The disaster known as CSN Houston has been the butt of many jokes since it launched last October. But on Saturday, the network reached a new low. Their broadcast of the Astros' 6-2 loss to the Angels drew a 0.043 Nielsen rating, which translates to 984 households.
I didn't make a typo there. 984 households. That's obviously the lowest rated live game ever for the Astros, beating out a game against the Reds from last September that drew a 0.05 on FSN Houston, but that game at least had the excuse of being up against the Texans' home opener.
Saturday's game wasn't up against any NFL games, but did go head to head with the Texas-Ole Miss game, which aired on Longhorn Network (a network that still has distribution issues of its own). It also went head to head with South Carolina-Vanderbilt on ESPN, which drew a 0.6 locally, or nearly 14 times the amount of viewers for the Astros game.
Considering the Astros make a reported $80 million from their CSN Houston contract and the network is airing 157 games this season, that means the Astros made over $517 dollars per household in rights fees from Saturday's game.
All you can do at this point is give the Astros and CSN Houston a slow clap for these stunningly low viewership totals. They're simply amazing.
Well, if they're not making the channel available, then it's hard for fans to watch no matter how the team is doing.
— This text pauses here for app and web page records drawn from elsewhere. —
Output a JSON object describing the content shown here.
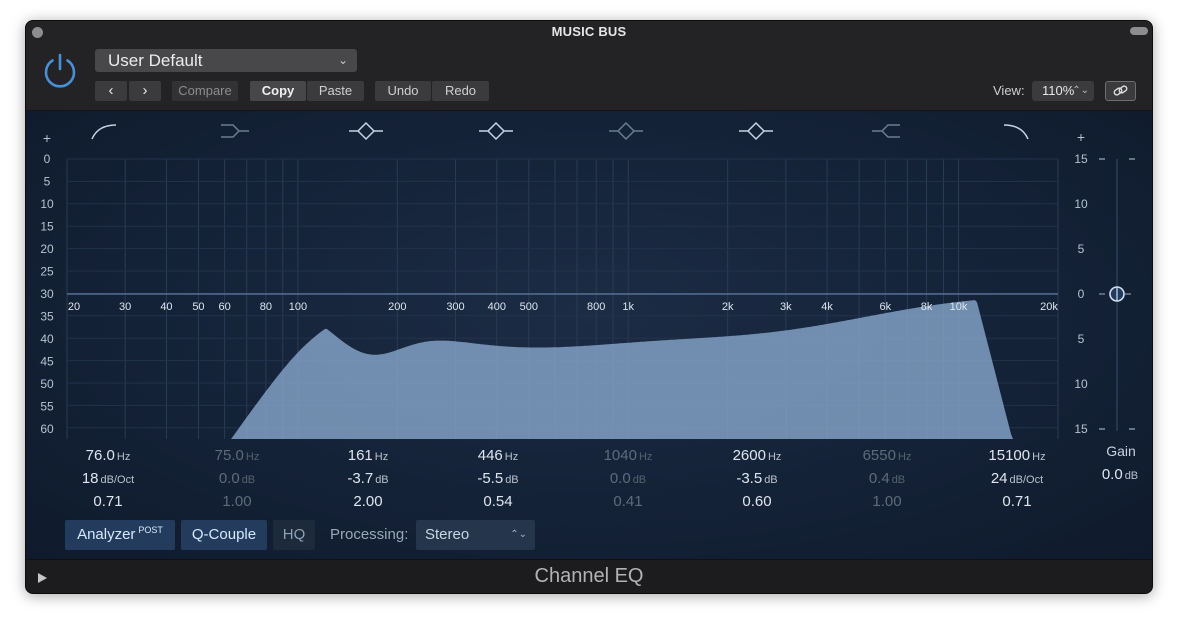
{
  "window": {
    "title": "MUSIC BUS",
    "plugin_name": "Channel EQ"
  },
  "header": {
    "preset": "User Default",
    "prev_label": "‹",
    "next_label": "›",
    "compare_label": "Compare",
    "copy_label": "Copy",
    "paste_label": "Paste",
    "undo_label": "Undo",
    "redo_label": "Redo",
    "view_label": "View:",
    "view_value": "110%"
  },
  "graph": {
    "db_left_labels": [
      "0",
      "5",
      "10",
      "15",
      "20",
      "25",
      "30",
      "35",
      "40",
      "45",
      "50",
      "55",
      "60"
    ],
    "db_right_labels": [
      "15",
      "10",
      "5",
      "0",
      "5",
      "10",
      "15"
    ],
    "freq_labels": [
      "20",
      "30",
      "40",
      "50",
      "60",
      "80",
      "100",
      "200",
      "300",
      "400",
      "500",
      "800",
      "1k",
      "2k",
      "3k",
      "4k",
      "6k",
      "8k",
      "10k",
      "20k"
    ]
  },
  "bands": [
    {
      "freq": "76.0",
      "freq_unit": "Hz",
      "gain": "18",
      "gain_unit": "dB/Oct",
      "q": "0.71",
      "active": true,
      "type": "low-cut"
    },
    {
      "freq": "75.0",
      "freq_unit": "Hz",
      "gain": "0.0",
      "gain_unit": "dB",
      "q": "1.00",
      "active": false,
      "type": "low-shelf"
    },
    {
      "freq": "161",
      "freq_unit": "Hz",
      "gain": "-3.7",
      "gain_unit": "dB",
      "q": "2.00",
      "active": true,
      "type": "bell"
    },
    {
      "freq": "446",
      "freq_unit": "Hz",
      "gain": "-5.5",
      "gain_unit": "dB",
      "q": "0.54",
      "active": true,
      "type": "bell"
    },
    {
      "freq": "1040",
      "freq_unit": "Hz",
      "gain": "0.0",
      "gain_unit": "dB",
      "q": "0.41",
      "active": false,
      "type": "bell"
    },
    {
      "freq": "2600",
      "freq_unit": "Hz",
      "gain": "-3.5",
      "gain_unit": "dB",
      "q": "0.60",
      "active": true,
      "type": "bell"
    },
    {
      "freq": "6550",
      "freq_unit": "Hz",
      "gain": "0.4",
      "gain_unit": "dB",
      "q": "1.00",
      "active": false,
      "type": "high-shelf"
    },
    {
      "freq": "15100",
      "freq_unit": "Hz",
      "gain": "24",
      "gain_unit": "dB/Oct",
      "q": "0.71",
      "active": true,
      "type": "high-cut"
    }
  ],
  "gain": {
    "label": "Gain",
    "value": "0.0",
    "unit": "dB"
  },
  "bottom": {
    "analyzer_label": "Analyzer",
    "analyzer_mode": "POST",
    "qcouple_label": "Q-Couple",
    "hq_label": "HQ",
    "processing_label": "Processing:",
    "processing_value": "Stereo"
  },
  "colors": {
    "accent": "#4a90d9",
    "curve_fill": "#8aaad0",
    "panel_bg": "#142238"
  }
}
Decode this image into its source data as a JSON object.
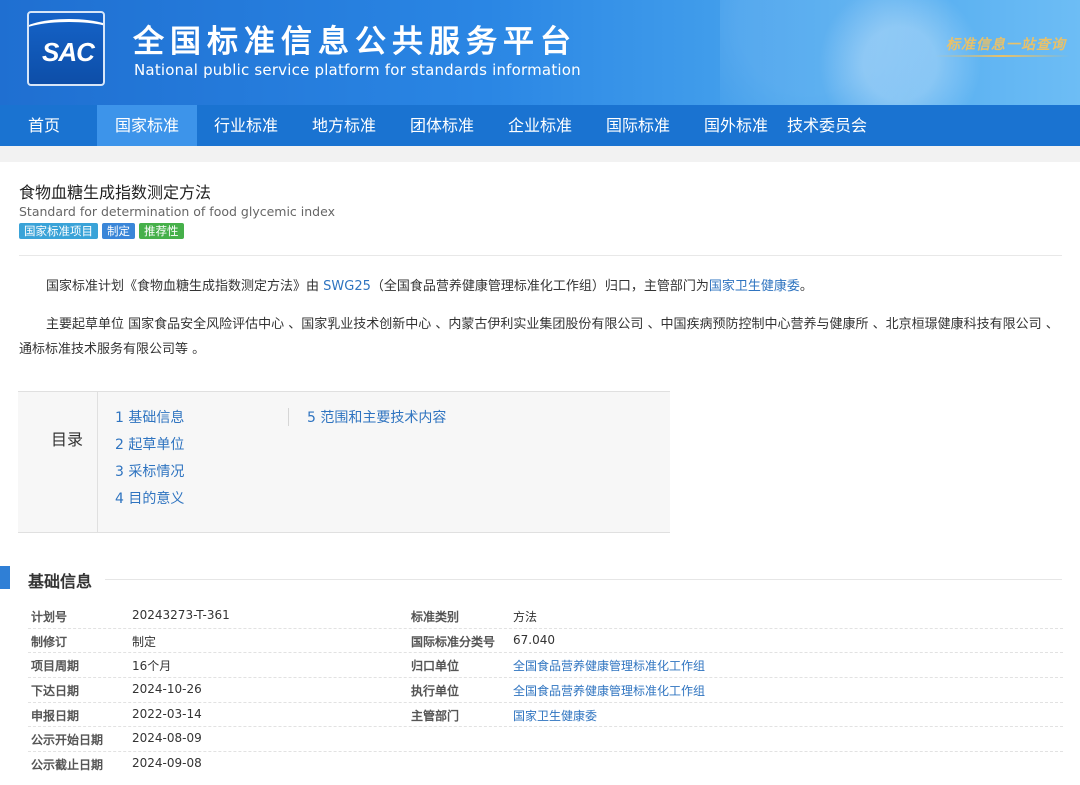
{
  "header": {
    "logo_text": "SAC",
    "title_cn": "全国标准信息公共服务平台",
    "title_en": "National public service platform  for standards information",
    "slogan": "标准信息一站查询"
  },
  "nav": {
    "items": [
      "首页",
      "国家标准",
      "行业标准",
      "地方标准",
      "团体标准",
      "企业标准",
      "国际标准",
      "国外标准",
      "技术委员会"
    ],
    "active_index": 1
  },
  "standard": {
    "title_cn": "食物血糖生成指数测定方法",
    "title_en": "Standard for determination of food glycemic index",
    "tags": [
      "国家标准项目",
      "制定",
      "推荐性"
    ]
  },
  "desc": {
    "p1_a": "国家标准计划《食物血糖生成指数测定方法》由 ",
    "p1_link1": "SWG25",
    "p1_b": "（全国食品营养健康管理标准化工作组）归口，主管部门为",
    "p1_link2": "国家卫生健康委",
    "p1_c": "。",
    "p2": "主要起草单位 国家食品安全风险评估中心 、国家乳业技术创新中心 、内蒙古伊利实业集团股份有限公司 、中国疾病预防控制中心营养与健康所 、北京桓璟健康科技有限公司 、通标标准技术服务有限公司等 。"
  },
  "toc": {
    "label": "目录",
    "col1": [
      "1  基础信息",
      "2  起草单位",
      "3  采标情况",
      "4  目的意义"
    ],
    "col2": [
      "5  范围和主要技术内容"
    ]
  },
  "section": {
    "title": "基础信息"
  },
  "info": {
    "rows": [
      {
        "l1": "计划号",
        "v1": "20243273-T-361",
        "l2": "标准类别",
        "v2": "方法"
      },
      {
        "l1": "制修订",
        "v1": "制定",
        "l2": "国际标准分类号",
        "v2": "67.040"
      },
      {
        "l1": "项目周期",
        "v1": "16个月",
        "l2": "归口单位",
        "v2": "全国食品营养健康管理标准化工作组"
      },
      {
        "l1": "下达日期",
        "v1": "2024-10-26",
        "l2": "执行单位",
        "v2": "全国食品营养健康管理标准化工作组"
      },
      {
        "l1": "申报日期",
        "v1": "2022-03-14",
        "l2": "主管部门",
        "v2": "国家卫生健康委"
      },
      {
        "l1": "公示开始日期",
        "v1": "2024-08-09",
        "l2": "",
        "v2": ""
      },
      {
        "l1": "公示截止日期",
        "v1": "2024-09-08",
        "l2": "",
        "v2": ""
      }
    ]
  },
  "colors": {
    "nav_bg": "#1a73d1",
    "nav_active": "#3d94ea",
    "link": "#2f74c0"
  }
}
Considering the Astros own a majority stake in CSN and are playing hardball with the other providers, you can't exactly absolve the network here.